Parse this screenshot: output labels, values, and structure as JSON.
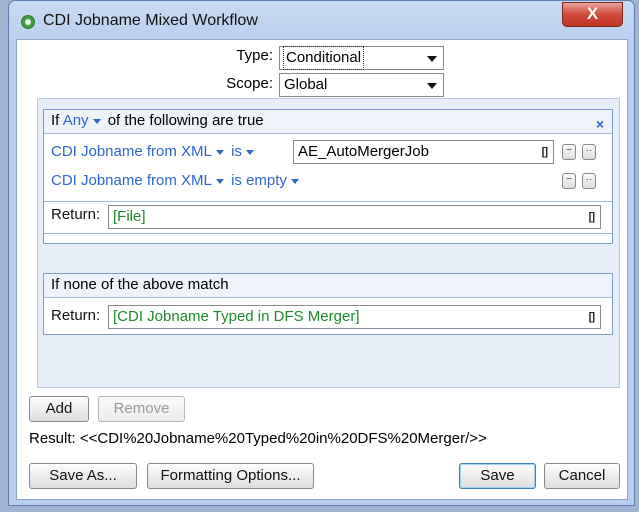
{
  "window": {
    "title": "CDI Jobname Mixed Workflow",
    "close_glyph": "X"
  },
  "settings": {
    "type_label": "Type:",
    "type_value": "Conditional",
    "scope_label": "Scope:",
    "scope_value": "Global"
  },
  "rule_block": {
    "if_word": "If",
    "match_mode": "Any",
    "header_suffix": "of the following are true",
    "remove_glyph": "×",
    "conditions": [
      {
        "field": "CDI Jobname from XML",
        "operator": "is",
        "value": "AE_AutoMergerJob",
        "bracket_glyph": "[]",
        "minus_glyph": "−",
        "more_glyph": "··"
      },
      {
        "field": "CDI Jobname from XML",
        "operator": "is empty",
        "minus_glyph": "−",
        "more_glyph": "··"
      }
    ],
    "return_label": "Return:",
    "return_value": "[File]",
    "return_bracket_glyph": "[]"
  },
  "else_block": {
    "header": "If none of the above match",
    "return_label": "Return:",
    "return_value": "[CDI Jobname Typed in DFS Merger]",
    "return_bracket_glyph": "[]"
  },
  "actions": {
    "add_label": "Add",
    "remove_label": "Remove"
  },
  "result": {
    "text": "Result: <<CDI%20Jobname%20Typed%20in%20DFS%20Merger/>>"
  },
  "footer": {
    "save_as_label": "Save As...",
    "formatting_label": "Formatting Options...",
    "save_label": "Save",
    "cancel_label": "Cancel"
  },
  "colors": {
    "link_blue": "#2f66c9",
    "value_green": "#1f8a2c",
    "close_red": "#c03724",
    "title_bar": "#b9cfee"
  }
}
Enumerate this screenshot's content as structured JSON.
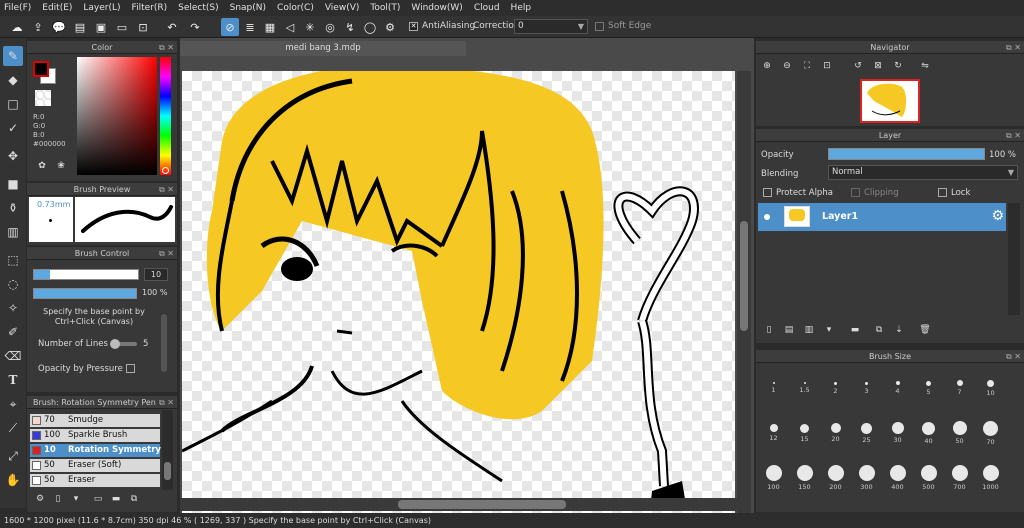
{
  "menu": [
    "File(F)",
    "Edit(E)",
    "Layer(L)",
    "Filter(R)",
    "Select(S)",
    "Snap(N)",
    "Color(C)",
    "View(V)",
    "Tool(T)",
    "Window(W)",
    "Cloud",
    "Help"
  ],
  "toolbar": {
    "antialiasing_label": "AntiAliasing",
    "correction_label": "Correction",
    "correction_value": "0",
    "soft_edge_label": "Soft Edge"
  },
  "color_panel": {
    "title": "Color",
    "r": "R:0",
    "g": "G:0",
    "b": "B:0",
    "hex": "#000000",
    "fg_color": "#000000",
    "bg_color": "#ffffff",
    "accent": "#cc0000"
  },
  "brush_preview": {
    "title": "Brush Preview",
    "size": "0.73mm"
  },
  "brush_control": {
    "title": "Brush Control",
    "size_value": "10",
    "opacity_value": "100 %",
    "hint": "Specify the base point by Ctrl+Click (Canvas)",
    "lines_label": "Number of Lines",
    "lines_value": "5",
    "opacity_pressure_label": "Opacity by Pressure"
  },
  "brush_list": {
    "title": "Brush: Rotation Symmetry Pen",
    "items": [
      {
        "num": "70",
        "name": "Smudge",
        "color": "#f2d9d0"
      },
      {
        "num": "100",
        "name": "Sparkle Brush",
        "color": "#3a3adc"
      },
      {
        "num": "10",
        "name": "Rotation Symmetry",
        "color": "#e02020"
      },
      {
        "num": "50",
        "name": "Eraser (Soft)",
        "color": "#ffffff"
      },
      {
        "num": "50",
        "name": "Eraser",
        "color": "#ffffff"
      }
    ]
  },
  "document_tab": "medi bang 3.mdp",
  "navigator": {
    "title": "Navigator"
  },
  "layer_panel": {
    "title": "Layer",
    "opacity_label": "Opacity",
    "opacity_value": "100 %",
    "opacity_fraction": 1.0,
    "blending_label": "Blending",
    "blending_value": "Normal",
    "protect_alpha": "Protect Alpha",
    "clipping": "Clipping",
    "lock": "Lock",
    "layers": [
      {
        "name": "Layer1"
      }
    ]
  },
  "brush_size": {
    "title": "Brush Size",
    "sizes": [
      "1",
      "1.5",
      "2",
      "3",
      "4",
      "5",
      "7",
      "10",
      "12",
      "15",
      "20",
      "25",
      "30",
      "40",
      "50",
      "70",
      "100",
      "150",
      "200",
      "300",
      "400",
      "500",
      "700",
      "1000"
    ]
  },
  "status": {
    "text": "1600 * 1200 pixel  (11.6 * 8.7cm)  350 dpi  46 %  ( 1269, 337 )  Specify the base point by Ctrl+Click (Canvas)"
  },
  "icons": [
    "brush-icon",
    "eraser-icon",
    "rect-icon",
    "pen-icon",
    "move-icon",
    "fill-icon",
    "bucket-icon",
    "gradient-icon",
    "select-icon",
    "lasso-icon",
    "magic-wand-icon",
    "select-pen-icon",
    "select-eraser-icon",
    "text-icon",
    "operation-icon",
    "divide-icon",
    "eyedropper-icon",
    "hand-icon"
  ]
}
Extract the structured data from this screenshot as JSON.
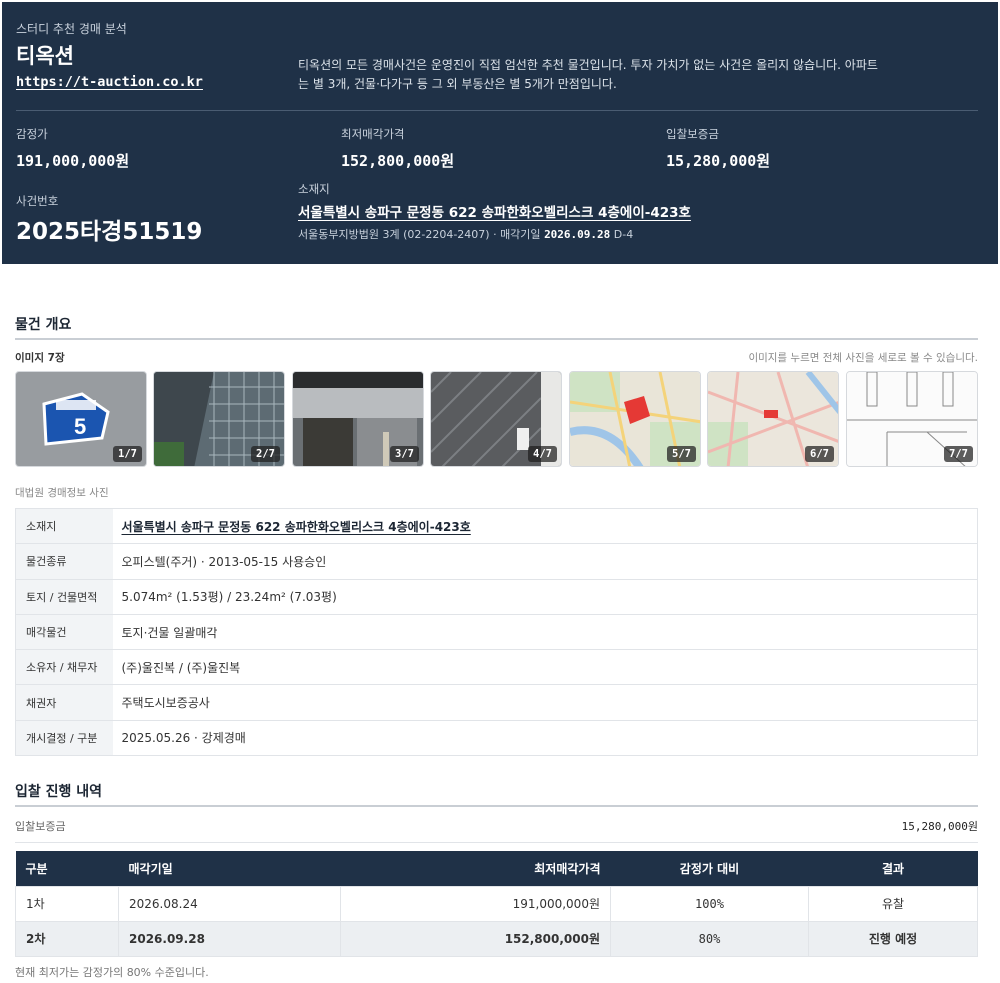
{
  "header": {
    "eyebrow": "스터디 추천 경매 분석",
    "brand": "티옥션",
    "url": "https://t-auction.co.kr",
    "intro": "티옥션의 모든 경매사건은 운영진이 직접 엄선한 추천 물건입니다. 투자 가치가 없는 사건은 올리지 않습니다. 아파트는 별 3개, 건물·다가구 등 그 외 부동산은 별 5개가 만점입니다.",
    "appraisal_label": "감정가",
    "appraisal_value": "191,000,000원",
    "min_price_label": "최저매각가격",
    "min_price_value": "152,800,000원",
    "deposit_label": "입찰보증금",
    "deposit_value": "15,280,000원",
    "case_label": "사건번호",
    "case_number": "2025타경51519",
    "address_label": "소재지",
    "address": "서울특별시 송파구 문정동 622 송파한화오벨리스크 4층에이-423호",
    "court_info": "서울동부지방법원 3계 (02-2204-2407) · 매각기일",
    "sale_date": "2026.09.28",
    "d_day": "D-4"
  },
  "overview": {
    "title": "물건 개요",
    "images_label": "이미지 7장",
    "images_hint": "이미지를 누르면 전체 사진을 세로로 볼 수 있습니다.",
    "thumbnails": [
      {
        "badge": "1/7",
        "sign_text": "5"
      },
      {
        "badge": "2/7"
      },
      {
        "badge": "3/7"
      },
      {
        "badge": "4/7"
      },
      {
        "badge": "5/7"
      },
      {
        "badge": "6/7"
      },
      {
        "badge": "7/7"
      }
    ],
    "source_caption": "대법원 경매정보 사진",
    "rows": [
      {
        "label": "소재지",
        "value": "서울특별시 송파구 문정동 622 송파한화오벨리스크 4층에이-423호"
      },
      {
        "label": "물건종류",
        "value": "오피스텔(주거) · 2013-05-15 사용승인"
      },
      {
        "label": "토지 / 건물면적",
        "value": "5.074m² (1.53평) / 23.24m² (7.03평)"
      },
      {
        "label": "매각물건",
        "value": "토지·건물 일괄매각"
      },
      {
        "label": "소유자 / 채무자",
        "value": "(주)울진복 / (주)울진복"
      },
      {
        "label": "채권자",
        "value": "주택도시보증공사"
      },
      {
        "label": "개시결정 / 구분",
        "value": "2025.05.26 · 강제경매"
      }
    ]
  },
  "bidding": {
    "title": "입찰 진행 내역",
    "deposit_label": "입찰보증금",
    "deposit_value": "15,280,000원",
    "columns": [
      "구분",
      "매각기일",
      "최저매각가격",
      "감정가 대비",
      "결과"
    ],
    "rows": [
      {
        "round": "1차",
        "date": "2026.08.24",
        "price": "191,000,000원",
        "ratio": "100%",
        "result": "유찰"
      },
      {
        "round": "2차",
        "date": "2026.09.28",
        "price": "152,800,000원",
        "ratio": "80%",
        "result": "진행 예정"
      }
    ],
    "footnote": "현재 최저가는 감정가의 80% 수준입니다.",
    "highlight_color": "#2e7d32"
  }
}
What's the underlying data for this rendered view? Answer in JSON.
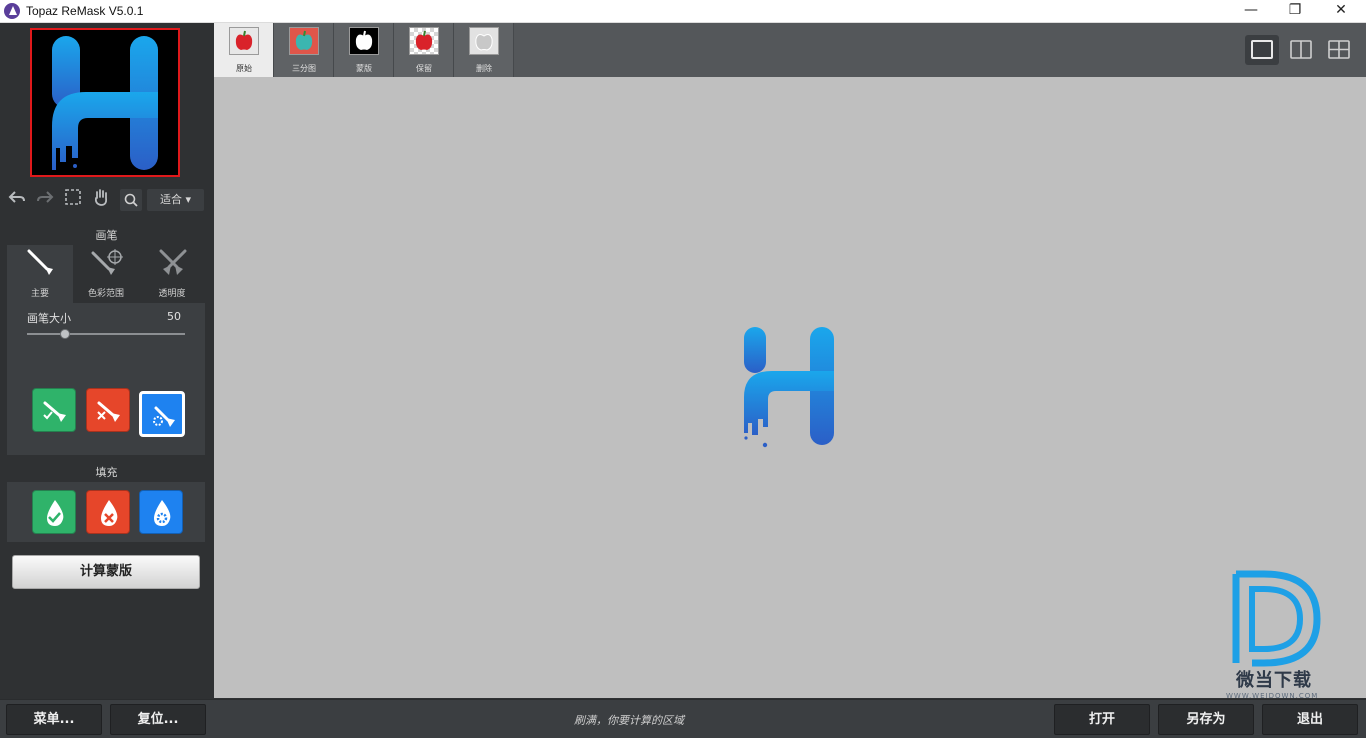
{
  "window": {
    "title": "Topaz ReMask V5.0.1",
    "minimize_glyph": "—",
    "maximize_glyph": "❐",
    "close_glyph": "✕"
  },
  "toolbar": {
    "zoom_select": "适合 ▾",
    "icons": [
      "undo-icon",
      "redo-icon",
      "marquee-icon",
      "hand-icon",
      "search-icon"
    ]
  },
  "brush": {
    "section_title": "画笔",
    "tabs": [
      {
        "label": "主要",
        "icon": "brush-icon",
        "active": true
      },
      {
        "label": "色彩范围",
        "icon": "color-range-brush-icon",
        "active": false
      },
      {
        "label": "透明度",
        "icon": "transparency-brush-icon",
        "active": false
      }
    ],
    "size_label": "画笔大小",
    "size_value": "50",
    "size_level": 50
  },
  "fill": {
    "section_title": "填充"
  },
  "compute_button": "计算蒙版",
  "view_tabs": [
    {
      "label": "原始",
      "active": true
    },
    {
      "label": "三分图",
      "active": false
    },
    {
      "label": "蒙版",
      "active": false
    },
    {
      "label": "保留",
      "active": false
    },
    {
      "label": "删除",
      "active": false
    }
  ],
  "watermark": {
    "text": "微当下载",
    "url": "WWW.WEIDOWN.COM"
  },
  "bottom": {
    "menu_button": "菜单...",
    "reset_button": "复位...",
    "status_text": "刷满，你要计算的区域",
    "open_button": "打开",
    "save_as_button": "另存为",
    "exit_button": "退出"
  },
  "colors": {
    "keep_green": "#2fb36a",
    "remove_red": "#e6462a",
    "compute_blue": "#1e82f0",
    "logo_top": "#1aa7ec",
    "logo_bottom": "#2b5fc7"
  }
}
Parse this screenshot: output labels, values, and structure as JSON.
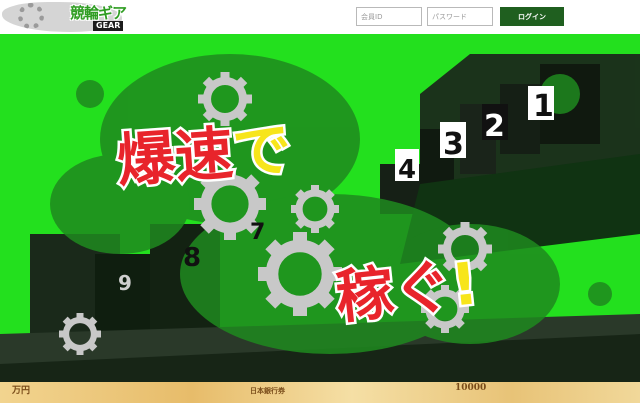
{
  "header": {
    "logo_text": "競輪ギア",
    "logo_sub": "GEAR",
    "member_id_placeholder": "会員ID",
    "password_placeholder": "パスワード",
    "login_label": "ログイン"
  },
  "hero": {
    "headline_top": "爆速で",
    "headline_bottom": "稼ぐ!",
    "gate_numbers": [
      "1",
      "2",
      "3",
      "4",
      "7",
      "8",
      "9"
    ]
  },
  "money_strip": {
    "notes": [
      "万円",
      "日本銀行券",
      "10000"
    ]
  },
  "colors": {
    "hero_green": "#23e01e",
    "dark_green": "#1f5f1f",
    "headline_red": "#e8242b",
    "headline_yellow": "#f7e51b"
  }
}
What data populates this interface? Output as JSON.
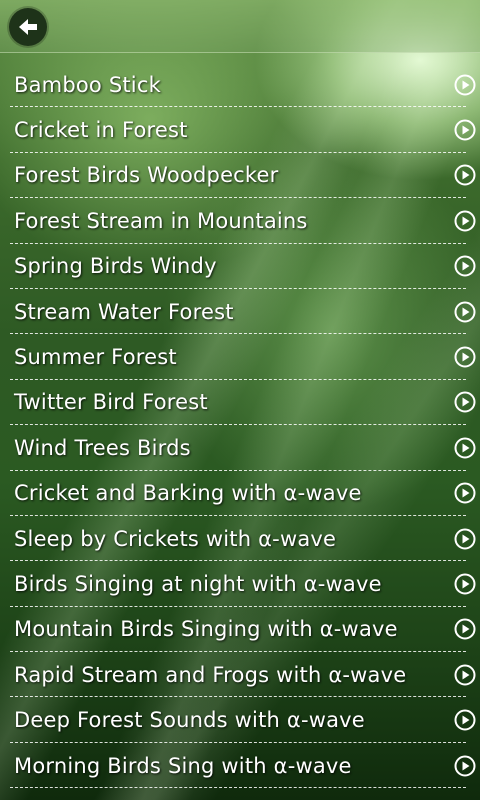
{
  "header": {
    "back_icon": "back-arrow-icon"
  },
  "items": [
    {
      "title": "Bamboo Stick"
    },
    {
      "title": "Cricket in Forest"
    },
    {
      "title": "Forest Birds Woodpecker"
    },
    {
      "title": "Forest Stream in Mountains"
    },
    {
      "title": "Spring Birds Windy"
    },
    {
      "title": "Stream Water Forest"
    },
    {
      "title": "Summer Forest"
    },
    {
      "title": "Twitter Bird Forest"
    },
    {
      "title": "Wind Trees Birds"
    },
    {
      "title": "Cricket and Barking with α-wave"
    },
    {
      "title": "Sleep by Crickets with α-wave"
    },
    {
      "title": "Birds Singing at night with α-wave"
    },
    {
      "title": "Mountain Birds Singing with α-wave"
    },
    {
      "title": "Rapid Stream and Frogs with α-wave"
    },
    {
      "title": "Deep Forest Sounds with α-wave"
    },
    {
      "title": "Morning Birds Sing with α-wave"
    }
  ],
  "colors": {
    "text": "#ffffff",
    "divider": "#ffffff",
    "back_button": "#1e3319"
  },
  "item_icon": "play-circle-icon"
}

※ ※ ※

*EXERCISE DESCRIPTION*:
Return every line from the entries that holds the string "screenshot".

*SOLVED EXERCISE*:
Parse this screenshot: output labels, values, and structure as JSON.
Enumerate this screenshot's content as structured JSON.
Extract the structured data from this screenshot as JSON.
Parse this screenshot: output labels, values, and structure as JSON.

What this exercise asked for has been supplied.